Tamil Nadu theatre owners have decided to go ahead with the strike as the state government has given no answer to their query which means at least 1100 theatres to remain closed.
Theatre owners from various districts assembled at Abirami Ramanathan’s residence in Chennai’s Mylapore to discuss the issue that began to boil with the introduction of the Goods and Services Tax (GST). The state government’s decision to levy 30 per cent in the name of “local body tax” was the reason for the emergency meeting.
On Thursday in Assembly, Tamil Nadu brought in the municipality tax alteration. The next day, “Good and Simple Tax” was rolled out in Parliament with an applauding introduction given by Prime Minister Narendra Modi.
Unfortunately, it didn’t seem good or simple to the theatre owners of Tamil Nadu who were shocked to realise that they will have to pay 58 per cent as tax over every ticket they sell for a movie.
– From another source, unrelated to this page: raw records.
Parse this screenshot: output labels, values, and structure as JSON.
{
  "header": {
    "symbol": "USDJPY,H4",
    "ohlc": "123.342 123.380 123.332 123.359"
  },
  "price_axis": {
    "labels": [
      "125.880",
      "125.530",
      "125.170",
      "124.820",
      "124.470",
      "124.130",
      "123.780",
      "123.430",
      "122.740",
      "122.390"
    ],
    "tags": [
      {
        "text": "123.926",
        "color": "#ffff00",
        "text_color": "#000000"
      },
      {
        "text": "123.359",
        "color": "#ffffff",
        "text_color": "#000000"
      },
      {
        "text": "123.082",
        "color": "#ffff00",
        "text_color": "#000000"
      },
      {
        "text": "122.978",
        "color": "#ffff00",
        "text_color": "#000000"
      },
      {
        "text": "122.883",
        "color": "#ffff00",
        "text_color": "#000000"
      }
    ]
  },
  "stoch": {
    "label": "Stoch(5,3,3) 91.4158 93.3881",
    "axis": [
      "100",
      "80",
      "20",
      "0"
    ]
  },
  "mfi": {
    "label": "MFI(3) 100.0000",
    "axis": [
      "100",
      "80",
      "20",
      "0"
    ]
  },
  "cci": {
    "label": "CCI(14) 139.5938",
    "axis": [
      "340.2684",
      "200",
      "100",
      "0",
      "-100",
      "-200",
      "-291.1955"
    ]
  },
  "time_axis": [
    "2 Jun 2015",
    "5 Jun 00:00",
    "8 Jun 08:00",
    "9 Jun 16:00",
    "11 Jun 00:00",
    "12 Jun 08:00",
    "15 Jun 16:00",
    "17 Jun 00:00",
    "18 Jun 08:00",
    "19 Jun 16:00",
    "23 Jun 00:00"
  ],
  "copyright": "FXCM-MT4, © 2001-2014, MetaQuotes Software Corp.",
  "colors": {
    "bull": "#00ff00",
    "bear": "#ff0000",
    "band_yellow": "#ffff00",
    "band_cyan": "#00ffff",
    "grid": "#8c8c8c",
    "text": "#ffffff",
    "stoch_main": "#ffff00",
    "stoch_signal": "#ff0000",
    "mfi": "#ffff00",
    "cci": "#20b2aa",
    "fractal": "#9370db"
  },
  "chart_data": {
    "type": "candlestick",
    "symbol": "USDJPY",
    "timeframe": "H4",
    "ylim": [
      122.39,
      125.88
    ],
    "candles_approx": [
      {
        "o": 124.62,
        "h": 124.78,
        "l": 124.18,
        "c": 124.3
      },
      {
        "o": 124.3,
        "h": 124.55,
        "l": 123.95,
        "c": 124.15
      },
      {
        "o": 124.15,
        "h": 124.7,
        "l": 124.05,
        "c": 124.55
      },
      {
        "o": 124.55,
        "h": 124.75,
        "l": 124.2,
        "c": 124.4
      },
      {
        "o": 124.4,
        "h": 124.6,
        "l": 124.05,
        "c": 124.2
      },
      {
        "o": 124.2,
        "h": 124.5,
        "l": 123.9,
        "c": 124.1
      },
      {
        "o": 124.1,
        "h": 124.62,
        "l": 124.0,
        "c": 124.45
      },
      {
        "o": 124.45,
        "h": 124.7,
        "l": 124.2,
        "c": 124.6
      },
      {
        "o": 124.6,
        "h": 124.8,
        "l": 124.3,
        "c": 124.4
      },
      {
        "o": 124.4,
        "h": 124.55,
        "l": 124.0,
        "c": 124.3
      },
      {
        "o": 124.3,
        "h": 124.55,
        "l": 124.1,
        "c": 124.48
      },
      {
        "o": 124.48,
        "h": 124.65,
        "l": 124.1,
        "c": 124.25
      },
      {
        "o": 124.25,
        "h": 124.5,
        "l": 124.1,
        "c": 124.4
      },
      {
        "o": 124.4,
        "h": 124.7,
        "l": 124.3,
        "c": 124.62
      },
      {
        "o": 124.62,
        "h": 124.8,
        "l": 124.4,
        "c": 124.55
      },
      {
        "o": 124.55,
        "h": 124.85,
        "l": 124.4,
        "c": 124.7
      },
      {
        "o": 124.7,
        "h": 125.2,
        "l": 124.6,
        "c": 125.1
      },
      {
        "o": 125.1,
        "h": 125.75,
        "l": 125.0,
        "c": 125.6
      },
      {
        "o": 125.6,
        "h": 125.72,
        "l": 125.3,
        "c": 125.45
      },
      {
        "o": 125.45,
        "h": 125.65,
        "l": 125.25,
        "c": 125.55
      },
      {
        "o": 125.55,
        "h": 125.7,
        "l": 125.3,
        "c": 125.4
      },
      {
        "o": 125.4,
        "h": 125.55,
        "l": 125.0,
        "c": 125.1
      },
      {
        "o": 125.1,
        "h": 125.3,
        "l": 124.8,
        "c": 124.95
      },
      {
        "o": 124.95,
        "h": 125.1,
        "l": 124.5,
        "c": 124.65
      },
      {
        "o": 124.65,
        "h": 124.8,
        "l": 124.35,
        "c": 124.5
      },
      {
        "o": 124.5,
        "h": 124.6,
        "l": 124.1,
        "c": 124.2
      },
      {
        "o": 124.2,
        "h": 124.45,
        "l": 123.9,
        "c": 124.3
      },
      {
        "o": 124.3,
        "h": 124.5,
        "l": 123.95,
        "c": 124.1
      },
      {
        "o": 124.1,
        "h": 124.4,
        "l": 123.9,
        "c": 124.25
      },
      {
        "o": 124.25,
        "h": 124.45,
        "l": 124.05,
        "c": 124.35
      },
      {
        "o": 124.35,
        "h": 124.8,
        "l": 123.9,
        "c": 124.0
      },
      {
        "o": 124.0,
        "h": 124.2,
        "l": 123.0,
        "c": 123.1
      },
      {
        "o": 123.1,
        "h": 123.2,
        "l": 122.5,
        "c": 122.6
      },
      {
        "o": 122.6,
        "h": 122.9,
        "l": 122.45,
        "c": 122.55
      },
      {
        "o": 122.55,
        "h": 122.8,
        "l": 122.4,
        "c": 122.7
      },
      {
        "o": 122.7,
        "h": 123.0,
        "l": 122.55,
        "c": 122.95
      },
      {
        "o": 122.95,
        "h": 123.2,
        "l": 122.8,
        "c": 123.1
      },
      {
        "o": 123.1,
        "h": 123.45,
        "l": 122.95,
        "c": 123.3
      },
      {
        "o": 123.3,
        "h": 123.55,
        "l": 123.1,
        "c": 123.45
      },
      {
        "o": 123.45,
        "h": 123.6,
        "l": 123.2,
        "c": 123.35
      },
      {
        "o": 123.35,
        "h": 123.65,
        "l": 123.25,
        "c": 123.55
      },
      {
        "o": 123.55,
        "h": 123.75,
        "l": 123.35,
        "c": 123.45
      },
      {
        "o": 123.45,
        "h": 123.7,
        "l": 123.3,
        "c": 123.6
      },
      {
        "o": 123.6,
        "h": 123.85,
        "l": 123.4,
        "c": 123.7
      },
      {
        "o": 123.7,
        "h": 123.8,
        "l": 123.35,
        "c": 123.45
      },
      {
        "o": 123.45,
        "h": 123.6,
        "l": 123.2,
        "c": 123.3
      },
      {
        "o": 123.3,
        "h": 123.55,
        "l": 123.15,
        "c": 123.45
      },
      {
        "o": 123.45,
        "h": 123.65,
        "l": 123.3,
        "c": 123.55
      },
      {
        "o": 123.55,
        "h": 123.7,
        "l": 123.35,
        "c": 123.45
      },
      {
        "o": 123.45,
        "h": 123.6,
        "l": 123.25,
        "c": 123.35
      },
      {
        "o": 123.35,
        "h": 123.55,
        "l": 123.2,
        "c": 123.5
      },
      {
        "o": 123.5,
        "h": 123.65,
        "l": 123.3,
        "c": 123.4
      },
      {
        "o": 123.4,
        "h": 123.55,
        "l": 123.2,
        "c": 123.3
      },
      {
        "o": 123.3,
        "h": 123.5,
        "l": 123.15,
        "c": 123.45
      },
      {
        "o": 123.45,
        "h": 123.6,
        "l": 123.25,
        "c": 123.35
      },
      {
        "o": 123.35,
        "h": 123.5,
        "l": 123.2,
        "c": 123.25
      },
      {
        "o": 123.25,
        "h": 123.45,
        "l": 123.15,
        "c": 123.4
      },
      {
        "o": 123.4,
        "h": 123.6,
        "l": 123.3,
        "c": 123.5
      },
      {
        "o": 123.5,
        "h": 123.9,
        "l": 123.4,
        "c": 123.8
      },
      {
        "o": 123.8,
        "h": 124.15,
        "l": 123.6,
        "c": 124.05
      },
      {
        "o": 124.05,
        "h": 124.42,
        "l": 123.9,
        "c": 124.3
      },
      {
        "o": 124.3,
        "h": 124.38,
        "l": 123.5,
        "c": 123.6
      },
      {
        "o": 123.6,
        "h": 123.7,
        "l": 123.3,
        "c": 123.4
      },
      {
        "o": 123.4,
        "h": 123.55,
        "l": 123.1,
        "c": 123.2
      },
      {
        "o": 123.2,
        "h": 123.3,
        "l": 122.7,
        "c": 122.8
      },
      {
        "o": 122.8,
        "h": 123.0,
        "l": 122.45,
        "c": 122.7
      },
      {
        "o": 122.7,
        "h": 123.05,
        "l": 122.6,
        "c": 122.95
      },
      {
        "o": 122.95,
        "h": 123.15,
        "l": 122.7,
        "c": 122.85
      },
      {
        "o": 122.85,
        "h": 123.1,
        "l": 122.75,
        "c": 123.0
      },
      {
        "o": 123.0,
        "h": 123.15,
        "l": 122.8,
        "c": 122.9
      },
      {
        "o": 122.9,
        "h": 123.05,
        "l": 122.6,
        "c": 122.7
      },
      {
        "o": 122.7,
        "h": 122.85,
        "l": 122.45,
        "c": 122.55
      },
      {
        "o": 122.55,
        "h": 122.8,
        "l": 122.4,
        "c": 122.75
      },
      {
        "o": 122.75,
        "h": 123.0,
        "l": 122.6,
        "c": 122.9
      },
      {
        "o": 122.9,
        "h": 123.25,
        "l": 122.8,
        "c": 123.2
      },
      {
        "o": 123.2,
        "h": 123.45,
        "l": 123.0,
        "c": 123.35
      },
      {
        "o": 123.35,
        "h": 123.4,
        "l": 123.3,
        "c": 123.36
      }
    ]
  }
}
Rathina Kumar, owner of Apsara Theatre, stated that nothing is more shocking than what the government has done. “Earlier we paid 20 per cent in municipalities and 30 per cent in corporations as entertainment tax and we had exemptions when the movie carried a Tamil name. But now we are utterly confused,” he claimed.
According to few theatre owners in Tamil Nadu, ticket price has not been increased for the past 10 years but 90 per cent of the movies got tax exemptions from the state and so no theatre owner complained.